● RECORD EXTRACTS:

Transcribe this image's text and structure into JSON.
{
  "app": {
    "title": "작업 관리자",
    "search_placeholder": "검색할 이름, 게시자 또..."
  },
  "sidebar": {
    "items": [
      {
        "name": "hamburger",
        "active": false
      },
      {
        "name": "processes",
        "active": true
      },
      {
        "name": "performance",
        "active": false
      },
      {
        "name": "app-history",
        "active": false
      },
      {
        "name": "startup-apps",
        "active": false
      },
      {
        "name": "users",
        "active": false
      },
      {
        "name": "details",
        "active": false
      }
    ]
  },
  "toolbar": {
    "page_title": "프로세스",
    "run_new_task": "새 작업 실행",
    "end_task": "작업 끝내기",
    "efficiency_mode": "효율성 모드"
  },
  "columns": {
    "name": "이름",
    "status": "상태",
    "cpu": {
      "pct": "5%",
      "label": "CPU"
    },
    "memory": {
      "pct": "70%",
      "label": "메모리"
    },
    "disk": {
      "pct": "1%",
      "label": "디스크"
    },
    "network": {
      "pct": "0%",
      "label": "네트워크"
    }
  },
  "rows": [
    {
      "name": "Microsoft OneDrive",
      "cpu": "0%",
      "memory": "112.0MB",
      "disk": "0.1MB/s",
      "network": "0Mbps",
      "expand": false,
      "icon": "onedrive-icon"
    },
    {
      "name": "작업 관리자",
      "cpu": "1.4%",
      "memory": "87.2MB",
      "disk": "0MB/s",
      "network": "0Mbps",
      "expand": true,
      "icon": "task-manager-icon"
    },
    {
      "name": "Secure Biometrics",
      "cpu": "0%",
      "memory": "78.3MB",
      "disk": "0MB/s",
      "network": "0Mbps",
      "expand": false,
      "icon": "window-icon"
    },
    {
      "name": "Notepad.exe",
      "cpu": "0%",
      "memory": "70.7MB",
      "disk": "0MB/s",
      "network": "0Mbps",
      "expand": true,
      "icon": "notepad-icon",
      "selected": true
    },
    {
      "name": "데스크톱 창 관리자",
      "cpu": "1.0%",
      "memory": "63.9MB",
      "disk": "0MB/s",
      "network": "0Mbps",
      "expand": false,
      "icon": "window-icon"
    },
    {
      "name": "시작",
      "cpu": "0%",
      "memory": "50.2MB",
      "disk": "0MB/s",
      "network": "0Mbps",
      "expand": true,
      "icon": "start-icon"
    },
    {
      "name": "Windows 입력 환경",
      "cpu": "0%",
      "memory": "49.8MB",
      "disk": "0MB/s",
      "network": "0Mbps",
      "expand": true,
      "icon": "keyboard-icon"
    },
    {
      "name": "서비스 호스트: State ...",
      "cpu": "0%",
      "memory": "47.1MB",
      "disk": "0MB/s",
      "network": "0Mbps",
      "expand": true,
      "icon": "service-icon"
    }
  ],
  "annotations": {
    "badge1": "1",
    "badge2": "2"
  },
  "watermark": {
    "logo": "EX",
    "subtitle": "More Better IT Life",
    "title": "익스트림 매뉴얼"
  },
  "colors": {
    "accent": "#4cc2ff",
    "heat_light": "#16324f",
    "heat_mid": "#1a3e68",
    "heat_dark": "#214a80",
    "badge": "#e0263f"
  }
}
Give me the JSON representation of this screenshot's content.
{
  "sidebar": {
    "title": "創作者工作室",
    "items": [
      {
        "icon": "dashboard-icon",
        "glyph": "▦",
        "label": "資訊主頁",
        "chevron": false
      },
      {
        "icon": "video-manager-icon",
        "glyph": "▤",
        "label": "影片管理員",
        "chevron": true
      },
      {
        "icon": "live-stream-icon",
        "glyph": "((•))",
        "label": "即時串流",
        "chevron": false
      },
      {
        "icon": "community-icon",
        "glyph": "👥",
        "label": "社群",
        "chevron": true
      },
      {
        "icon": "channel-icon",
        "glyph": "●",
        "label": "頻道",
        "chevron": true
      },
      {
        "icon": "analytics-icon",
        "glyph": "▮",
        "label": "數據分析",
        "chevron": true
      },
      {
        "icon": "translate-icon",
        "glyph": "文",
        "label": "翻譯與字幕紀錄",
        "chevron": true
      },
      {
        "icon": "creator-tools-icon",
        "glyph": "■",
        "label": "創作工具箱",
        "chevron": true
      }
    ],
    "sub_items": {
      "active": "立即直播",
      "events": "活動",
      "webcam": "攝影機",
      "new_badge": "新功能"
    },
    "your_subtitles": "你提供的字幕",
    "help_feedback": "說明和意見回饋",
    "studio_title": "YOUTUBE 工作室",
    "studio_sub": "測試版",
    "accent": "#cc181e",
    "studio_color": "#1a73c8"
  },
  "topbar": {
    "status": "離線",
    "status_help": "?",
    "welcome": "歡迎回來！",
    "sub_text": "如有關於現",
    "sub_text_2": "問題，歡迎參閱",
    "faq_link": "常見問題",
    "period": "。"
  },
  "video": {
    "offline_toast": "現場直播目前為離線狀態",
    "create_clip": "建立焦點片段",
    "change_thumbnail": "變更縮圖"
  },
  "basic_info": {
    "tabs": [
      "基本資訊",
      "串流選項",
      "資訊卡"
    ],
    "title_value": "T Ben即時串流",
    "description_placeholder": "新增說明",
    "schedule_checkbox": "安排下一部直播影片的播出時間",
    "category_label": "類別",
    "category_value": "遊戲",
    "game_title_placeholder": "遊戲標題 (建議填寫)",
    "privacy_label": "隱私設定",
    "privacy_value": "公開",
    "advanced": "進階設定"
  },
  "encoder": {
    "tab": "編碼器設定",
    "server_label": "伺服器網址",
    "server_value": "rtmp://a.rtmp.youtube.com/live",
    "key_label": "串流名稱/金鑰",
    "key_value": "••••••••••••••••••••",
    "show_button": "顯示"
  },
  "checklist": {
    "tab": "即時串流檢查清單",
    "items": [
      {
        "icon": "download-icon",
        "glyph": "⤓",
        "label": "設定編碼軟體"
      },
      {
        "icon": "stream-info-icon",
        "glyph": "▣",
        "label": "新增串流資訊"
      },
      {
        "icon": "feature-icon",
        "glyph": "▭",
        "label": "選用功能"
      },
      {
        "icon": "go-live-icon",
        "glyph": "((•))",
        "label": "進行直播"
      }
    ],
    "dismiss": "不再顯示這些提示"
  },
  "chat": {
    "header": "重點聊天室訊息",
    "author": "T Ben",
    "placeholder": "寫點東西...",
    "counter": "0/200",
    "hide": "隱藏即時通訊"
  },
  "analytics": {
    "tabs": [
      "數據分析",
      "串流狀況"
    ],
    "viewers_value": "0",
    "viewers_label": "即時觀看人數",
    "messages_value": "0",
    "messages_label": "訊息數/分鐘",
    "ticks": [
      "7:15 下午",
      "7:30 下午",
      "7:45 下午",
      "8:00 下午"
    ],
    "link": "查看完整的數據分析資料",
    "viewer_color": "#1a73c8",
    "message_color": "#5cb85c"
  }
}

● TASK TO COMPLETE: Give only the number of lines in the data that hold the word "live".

● WORKED SOLUTION: 3